> YOUR TASK
Report each line of the data that includes the word "JSON".

--- INFORMATION SUPPLIED ---

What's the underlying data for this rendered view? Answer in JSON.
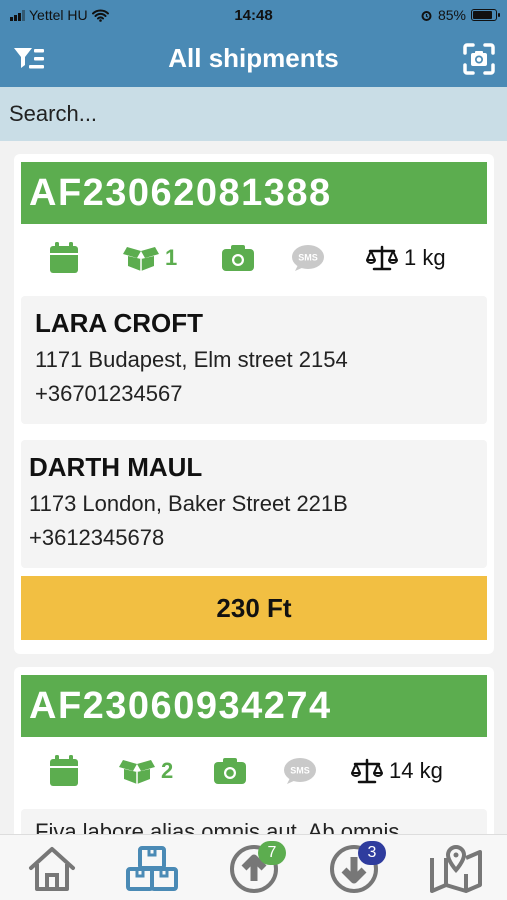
{
  "status": {
    "carrier": "Yettel HU",
    "time": "14:48",
    "battery": "85%",
    "battery_level": 0.85
  },
  "header": {
    "title": "All shipments"
  },
  "search": {
    "placeholder": "Search..."
  },
  "shipments": [
    {
      "code": "AF23062081388",
      "packages": "1",
      "weight": "1 kg",
      "sender": {
        "name": "LARA CROFT",
        "address": "1171 Budapest, Elm street 2154",
        "phone": "+36701234567"
      },
      "recipient": {
        "name": "DARTH MAUL",
        "address": "1173 London, Baker Street 221B",
        "phone": "+3612345678"
      },
      "price": "230 Ft"
    },
    {
      "code": "AF23060934274",
      "packages": "2",
      "weight": "14 kg",
      "note": "Fiva labore alias omnis aut. Ab omnis"
    }
  ],
  "tabs": {
    "upload_count": "7",
    "download_count": "3"
  },
  "colors": {
    "header": "#4a8ab5",
    "green": "#5cad4f",
    "price": "#f2bf42",
    "upload_badge": "#5cad4f",
    "download_badge": "#2f3c9e",
    "sms_gray": "#c9c9c9"
  }
}
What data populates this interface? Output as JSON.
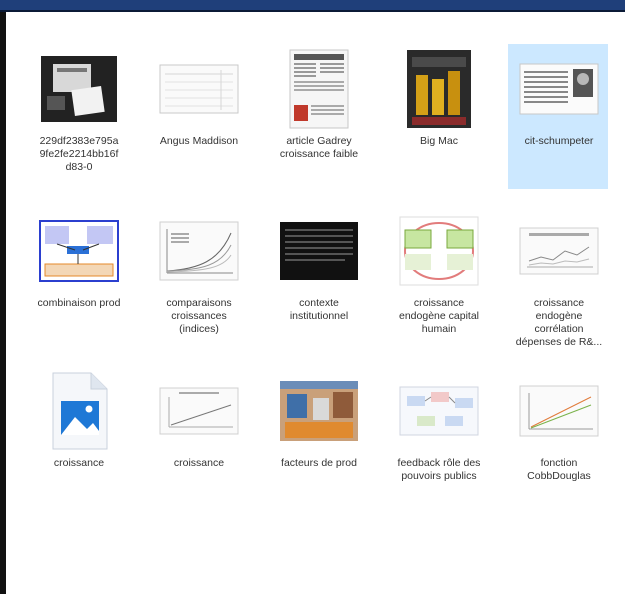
{
  "files": [
    {
      "label": "229df2383e795a9fe2fe2214bb16fd83-0",
      "display": "229df2383e795a\n9fe2fe2214bb16f\nd83-0",
      "icon": "image-thumbnail-icon",
      "selected": false
    },
    {
      "label": "Angus Maddison",
      "icon": "table-thumbnail-icon",
      "selected": false
    },
    {
      "label": "article Gadrey croissance faible",
      "icon": "document-thumbnail-icon",
      "selected": false
    },
    {
      "label": "Big Mac",
      "icon": "photo-thumbnail-icon",
      "selected": false
    },
    {
      "label": "cit-schumpeter",
      "icon": "quote-thumbnail-icon",
      "selected": true
    },
    {
      "label": "combinaison prod",
      "icon": "diagram-thumbnail-icon",
      "selected": false
    },
    {
      "label": "comparaisons croissances (indices)",
      "icon": "line-chart-thumbnail-icon",
      "selected": false
    },
    {
      "label": "contexte institutionnel",
      "icon": "dark-text-thumbnail-icon",
      "selected": false
    },
    {
      "label": "croissance endogène capital humain",
      "icon": "diagram-thumbnail-icon",
      "selected": false
    },
    {
      "label": "croissance endogène corrélation dépenses de R&...",
      "icon": "scatter-thumbnail-icon",
      "selected": false
    },
    {
      "label": "croissance",
      "icon": "image-file-icon",
      "selected": false
    },
    {
      "label": "croissance",
      "icon": "line-chart-thumbnail-icon",
      "selected": false
    },
    {
      "label": "facteurs de prod",
      "icon": "photo-thumbnail-icon",
      "selected": false
    },
    {
      "label": "feedback rôle des pouvoirs publics",
      "icon": "diagram-thumbnail-icon",
      "selected": false
    },
    {
      "label": "fonction CobbDouglas",
      "icon": "line-chart-thumbnail-icon",
      "selected": false
    }
  ],
  "colors": {
    "selection": "#cce8ff",
    "title_strip": "#1f3f7a",
    "accent_blue": "#1e78d6"
  }
}
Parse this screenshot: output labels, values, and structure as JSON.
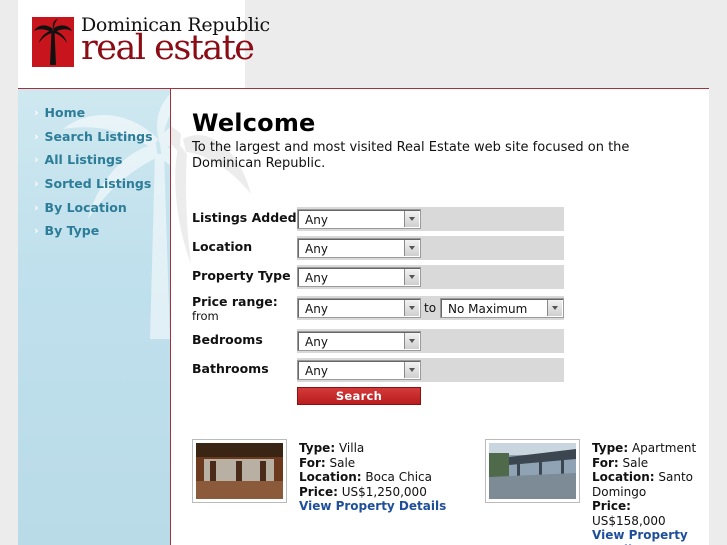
{
  "brand": {
    "line1": "Dominican Republic",
    "line2": "real estate"
  },
  "nav": [
    {
      "label": "Home"
    },
    {
      "label": "Search Listings"
    },
    {
      "label": "All Listings"
    },
    {
      "label": "Sorted Listings"
    },
    {
      "label": "By Location"
    },
    {
      "label": "By Type"
    }
  ],
  "main": {
    "title": "Welcome",
    "subtitle": "To the largest and most visited Real Estate web site focused on the Dominican Republic."
  },
  "search": {
    "listings_added": {
      "label": "Listings Added",
      "value": "Any"
    },
    "location": {
      "label": "Location",
      "value": "Any"
    },
    "property_type": {
      "label": "Property Type",
      "value": "Any"
    },
    "price_range": {
      "label": "Price range:",
      "sublabel": "from",
      "from_value": "Any",
      "to_label": "to",
      "to_value": "No Maximum"
    },
    "bedrooms": {
      "label": "Bedrooms",
      "value": "Any"
    },
    "bathrooms": {
      "label": "Bathrooms",
      "value": "Any"
    },
    "button_label": "Search"
  },
  "listings": [
    {
      "type_label": "Type:",
      "type": "Villa",
      "for_label": "For:",
      "for": "Sale",
      "location_label": "Location:",
      "location": "Boca Chica",
      "price_label": "Price:",
      "price": "US$1,250,000",
      "link": "View Property Details"
    },
    {
      "type_label": "Type:",
      "type": "Apartment",
      "for_label": "For:",
      "for": "Sale",
      "location_label": "Location:",
      "location": "Santo Domingo",
      "price_label": "Price:",
      "price": "US$158,000",
      "link": "View Property Details"
    }
  ],
  "icons": {
    "nav_bullet": "chevron-right-icon",
    "logo": "palm-tree-logo-icon"
  },
  "colors": {
    "accent": "#8b0c14",
    "nav_text": "#2d7d98",
    "link": "#1f4f9a",
    "button": "#c42a2a"
  }
}
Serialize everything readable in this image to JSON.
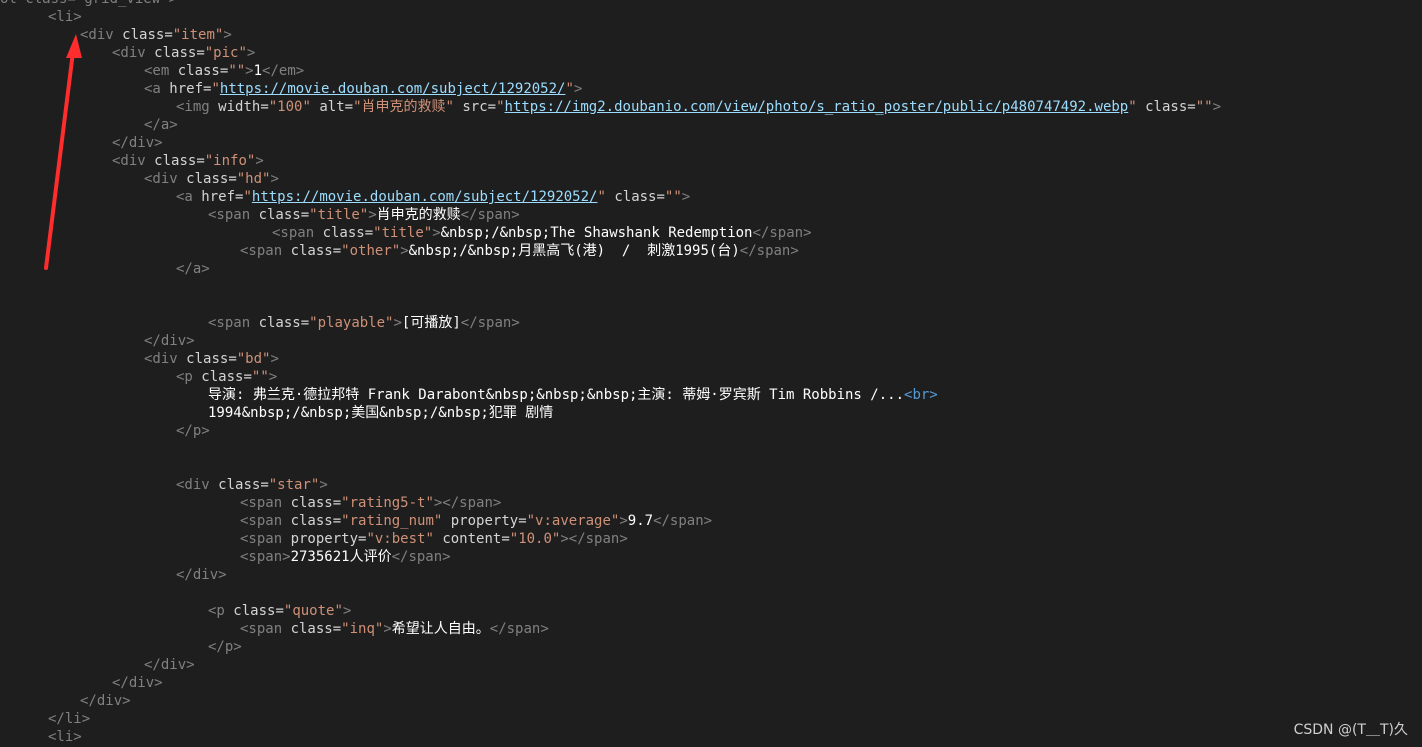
{
  "colors": {
    "background": "#1e1e1e",
    "tag": "#808080",
    "attribute": "#d4d4d4",
    "string": "#ce9178",
    "link": "#9cdcfe",
    "text": "#ffffff",
    "br_tag": "#569cd6",
    "arrow": "#ff2d2d"
  },
  "code_lines": [
    {
      "indent": 0,
      "segments": [
        {
          "t": "ol class=\"grid_view\">",
          "k": "tag"
        }
      ]
    },
    {
      "indent": 3,
      "segments": [
        {
          "t": "<li>",
          "k": "tag"
        }
      ]
    },
    {
      "indent": 5,
      "segments": [
        {
          "t": "<div ",
          "k": "tag"
        },
        {
          "t": "class",
          "k": "attr"
        },
        {
          "t": "=",
          "k": "eq"
        },
        {
          "t": "\"item\"",
          "k": "str"
        },
        {
          "t": ">",
          "k": "tag"
        }
      ]
    },
    {
      "indent": 7,
      "segments": [
        {
          "t": "<div ",
          "k": "tag"
        },
        {
          "t": "class",
          "k": "attr"
        },
        {
          "t": "=",
          "k": "eq"
        },
        {
          "t": "\"pic\"",
          "k": "str"
        },
        {
          "t": ">",
          "k": "tag"
        }
      ]
    },
    {
      "indent": 9,
      "segments": [
        {
          "t": "<em ",
          "k": "tag"
        },
        {
          "t": "class",
          "k": "attr"
        },
        {
          "t": "=",
          "k": "eq"
        },
        {
          "t": "\"\"",
          "k": "str"
        },
        {
          "t": ">",
          "k": "tag"
        },
        {
          "t": "1",
          "k": "text"
        },
        {
          "t": "</em>",
          "k": "tag"
        }
      ]
    },
    {
      "indent": 9,
      "segments": [
        {
          "t": "<a ",
          "k": "tag"
        },
        {
          "t": "href",
          "k": "attr"
        },
        {
          "t": "=",
          "k": "eq"
        },
        {
          "t": "\"",
          "k": "str"
        },
        {
          "t": "https://movie.douban.com/subject/1292052/",
          "k": "link"
        },
        {
          "t": "\"",
          "k": "str"
        },
        {
          "t": ">",
          "k": "tag"
        }
      ]
    },
    {
      "indent": 11,
      "segments": [
        {
          "t": "<img ",
          "k": "tag"
        },
        {
          "t": "width",
          "k": "attr"
        },
        {
          "t": "=",
          "k": "eq"
        },
        {
          "t": "\"100\"",
          "k": "str"
        },
        {
          "t": " alt",
          "k": "attr"
        },
        {
          "t": "=",
          "k": "eq"
        },
        {
          "t": "\"肖申克的救赎\"",
          "k": "str"
        },
        {
          "t": " src",
          "k": "attr"
        },
        {
          "t": "=",
          "k": "eq"
        },
        {
          "t": "\"",
          "k": "str"
        },
        {
          "t": "https://img2.doubanio.com/view/photo/s_ratio_poster/public/p480747492.webp",
          "k": "link"
        },
        {
          "t": "\"",
          "k": "str"
        },
        {
          "t": " class",
          "k": "attr"
        },
        {
          "t": "=",
          "k": "eq"
        },
        {
          "t": "\"\"",
          "k": "str"
        },
        {
          "t": ">",
          "k": "tag"
        }
      ]
    },
    {
      "indent": 9,
      "segments": [
        {
          "t": "</a>",
          "k": "tag"
        }
      ]
    },
    {
      "indent": 7,
      "segments": [
        {
          "t": "</div>",
          "k": "tag"
        }
      ]
    },
    {
      "indent": 7,
      "segments": [
        {
          "t": "<div ",
          "k": "tag"
        },
        {
          "t": "class",
          "k": "attr"
        },
        {
          "t": "=",
          "k": "eq"
        },
        {
          "t": "\"info\"",
          "k": "str"
        },
        {
          "t": ">",
          "k": "tag"
        }
      ]
    },
    {
      "indent": 9,
      "segments": [
        {
          "t": "<div ",
          "k": "tag"
        },
        {
          "t": "class",
          "k": "attr"
        },
        {
          "t": "=",
          "k": "eq"
        },
        {
          "t": "\"hd\"",
          "k": "str"
        },
        {
          "t": ">",
          "k": "tag"
        }
      ]
    },
    {
      "indent": 11,
      "segments": [
        {
          "t": "<a ",
          "k": "tag"
        },
        {
          "t": "href",
          "k": "attr"
        },
        {
          "t": "=",
          "k": "eq"
        },
        {
          "t": "\"",
          "k": "str"
        },
        {
          "t": "https://movie.douban.com/subject/1292052/",
          "k": "link"
        },
        {
          "t": "\"",
          "k": "str"
        },
        {
          "t": " class",
          "k": "attr"
        },
        {
          "t": "=",
          "k": "eq"
        },
        {
          "t": "\"\"",
          "k": "str"
        },
        {
          "t": ">",
          "k": "tag"
        }
      ]
    },
    {
      "indent": 13,
      "segments": [
        {
          "t": "<span ",
          "k": "tag"
        },
        {
          "t": "class",
          "k": "attr"
        },
        {
          "t": "=",
          "k": "eq"
        },
        {
          "t": "\"title\"",
          "k": "str"
        },
        {
          "t": ">",
          "k": "tag"
        },
        {
          "t": "肖申克的救赎",
          "k": "text"
        },
        {
          "t": "</span>",
          "k": "tag"
        }
      ]
    },
    {
      "indent": 17,
      "segments": [
        {
          "t": "<span ",
          "k": "tag"
        },
        {
          "t": "class",
          "k": "attr"
        },
        {
          "t": "=",
          "k": "eq"
        },
        {
          "t": "\"title\"",
          "k": "str"
        },
        {
          "t": ">",
          "k": "tag"
        },
        {
          "t": "&nbsp;/&nbsp;The Shawshank Redemption",
          "k": "text"
        },
        {
          "t": "</span>",
          "k": "tag"
        }
      ]
    },
    {
      "indent": 15,
      "segments": [
        {
          "t": "<span ",
          "k": "tag"
        },
        {
          "t": "class",
          "k": "attr"
        },
        {
          "t": "=",
          "k": "eq"
        },
        {
          "t": "\"other\"",
          "k": "str"
        },
        {
          "t": ">",
          "k": "tag"
        },
        {
          "t": "&nbsp;/&nbsp;月黑高飞(港)  /  刺激1995(台)",
          "k": "text"
        },
        {
          "t": "</span>",
          "k": "tag"
        }
      ]
    },
    {
      "indent": 11,
      "segments": [
        {
          "t": "</a>",
          "k": "tag"
        }
      ]
    },
    {
      "indent": 0,
      "segments": []
    },
    {
      "indent": 0,
      "segments": []
    },
    {
      "indent": 13,
      "segments": [
        {
          "t": "<span ",
          "k": "tag"
        },
        {
          "t": "class",
          "k": "attr"
        },
        {
          "t": "=",
          "k": "eq"
        },
        {
          "t": "\"playable\"",
          "k": "str"
        },
        {
          "t": ">",
          "k": "tag"
        },
        {
          "t": "[可播放]",
          "k": "text"
        },
        {
          "t": "</span>",
          "k": "tag"
        }
      ]
    },
    {
      "indent": 9,
      "segments": [
        {
          "t": "</div>",
          "k": "tag"
        }
      ]
    },
    {
      "indent": 9,
      "segments": [
        {
          "t": "<div ",
          "k": "tag"
        },
        {
          "t": "class",
          "k": "attr"
        },
        {
          "t": "=",
          "k": "eq"
        },
        {
          "t": "\"bd\"",
          "k": "str"
        },
        {
          "t": ">",
          "k": "tag"
        }
      ]
    },
    {
      "indent": 11,
      "segments": [
        {
          "t": "<p ",
          "k": "tag"
        },
        {
          "t": "class",
          "k": "attr"
        },
        {
          "t": "=",
          "k": "eq"
        },
        {
          "t": "\"\"",
          "k": "str"
        },
        {
          "t": ">",
          "k": "tag"
        }
      ]
    },
    {
      "indent": 13,
      "segments": [
        {
          "t": "导演: 弗兰克·德拉邦特 Frank Darabont&nbsp;&nbsp;&nbsp;主演: 蒂姆·罗宾斯 Tim Robbins /...",
          "k": "text"
        },
        {
          "t": "<br>",
          "k": "br"
        }
      ]
    },
    {
      "indent": 13,
      "segments": [
        {
          "t": "1994&nbsp;/&nbsp;美国&nbsp;/&nbsp;犯罪 剧情",
          "k": "text"
        }
      ]
    },
    {
      "indent": 11,
      "segments": [
        {
          "t": "</p>",
          "k": "tag"
        }
      ]
    },
    {
      "indent": 0,
      "segments": []
    },
    {
      "indent": 0,
      "segments": []
    },
    {
      "indent": 11,
      "segments": [
        {
          "t": "<div ",
          "k": "tag"
        },
        {
          "t": "class",
          "k": "attr"
        },
        {
          "t": "=",
          "k": "eq"
        },
        {
          "t": "\"star\"",
          "k": "str"
        },
        {
          "t": ">",
          "k": "tag"
        }
      ]
    },
    {
      "indent": 15,
      "segments": [
        {
          "t": "<span ",
          "k": "tag"
        },
        {
          "t": "class",
          "k": "attr"
        },
        {
          "t": "=",
          "k": "eq"
        },
        {
          "t": "\"rating5-t\"",
          "k": "str"
        },
        {
          "t": "></span>",
          "k": "tag"
        }
      ]
    },
    {
      "indent": 15,
      "segments": [
        {
          "t": "<span ",
          "k": "tag"
        },
        {
          "t": "class",
          "k": "attr"
        },
        {
          "t": "=",
          "k": "eq"
        },
        {
          "t": "\"rating_num\"",
          "k": "str"
        },
        {
          "t": " property",
          "k": "attr"
        },
        {
          "t": "=",
          "k": "eq"
        },
        {
          "t": "\"v:average\"",
          "k": "str"
        },
        {
          "t": ">",
          "k": "tag"
        },
        {
          "t": "9.7",
          "k": "text"
        },
        {
          "t": "</span>",
          "k": "tag"
        }
      ]
    },
    {
      "indent": 15,
      "segments": [
        {
          "t": "<span ",
          "k": "tag"
        },
        {
          "t": "property",
          "k": "attr"
        },
        {
          "t": "=",
          "k": "eq"
        },
        {
          "t": "\"v:best\"",
          "k": "str"
        },
        {
          "t": " content",
          "k": "attr"
        },
        {
          "t": "=",
          "k": "eq"
        },
        {
          "t": "\"10.0\"",
          "k": "str"
        },
        {
          "t": "></span>",
          "k": "tag"
        }
      ]
    },
    {
      "indent": 15,
      "segments": [
        {
          "t": "<span>",
          "k": "tag"
        },
        {
          "t": "2735621人评价",
          "k": "text"
        },
        {
          "t": "</span>",
          "k": "tag"
        }
      ]
    },
    {
      "indent": 11,
      "segments": [
        {
          "t": "</div>",
          "k": "tag"
        }
      ]
    },
    {
      "indent": 0,
      "segments": []
    },
    {
      "indent": 13,
      "segments": [
        {
          "t": "<p ",
          "k": "tag"
        },
        {
          "t": "class",
          "k": "attr"
        },
        {
          "t": "=",
          "k": "eq"
        },
        {
          "t": "\"quote\"",
          "k": "str"
        },
        {
          "t": ">",
          "k": "tag"
        }
      ]
    },
    {
      "indent": 15,
      "segments": [
        {
          "t": "<span ",
          "k": "tag"
        },
        {
          "t": "class",
          "k": "attr"
        },
        {
          "t": "=",
          "k": "eq"
        },
        {
          "t": "\"inq\"",
          "k": "str"
        },
        {
          "t": ">",
          "k": "tag"
        },
        {
          "t": "希望让人自由。",
          "k": "text"
        },
        {
          "t": "</span>",
          "k": "tag"
        }
      ]
    },
    {
      "indent": 13,
      "segments": [
        {
          "t": "</p>",
          "k": "tag"
        }
      ]
    },
    {
      "indent": 9,
      "segments": [
        {
          "t": "</div>",
          "k": "tag"
        }
      ]
    },
    {
      "indent": 7,
      "segments": [
        {
          "t": "</div>",
          "k": "tag"
        }
      ]
    },
    {
      "indent": 5,
      "segments": [
        {
          "t": "</div>",
          "k": "tag"
        }
      ]
    },
    {
      "indent": 3,
      "segments": [
        {
          "t": "</li>",
          "k": "tag"
        }
      ]
    },
    {
      "indent": 3,
      "segments": [
        {
          "t": "<li>",
          "k": "tag"
        }
      ]
    }
  ],
  "watermark": "CSDN @(T＿T)久"
}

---

> FINAL ANSWER
What's the underlying data for this rendered view? Answer in JSON.
What data populates this interface? Output as JSON.
Parse this screenshot: output labels, values, and structure as JSON.
Serialize everything readable in this image to JSON.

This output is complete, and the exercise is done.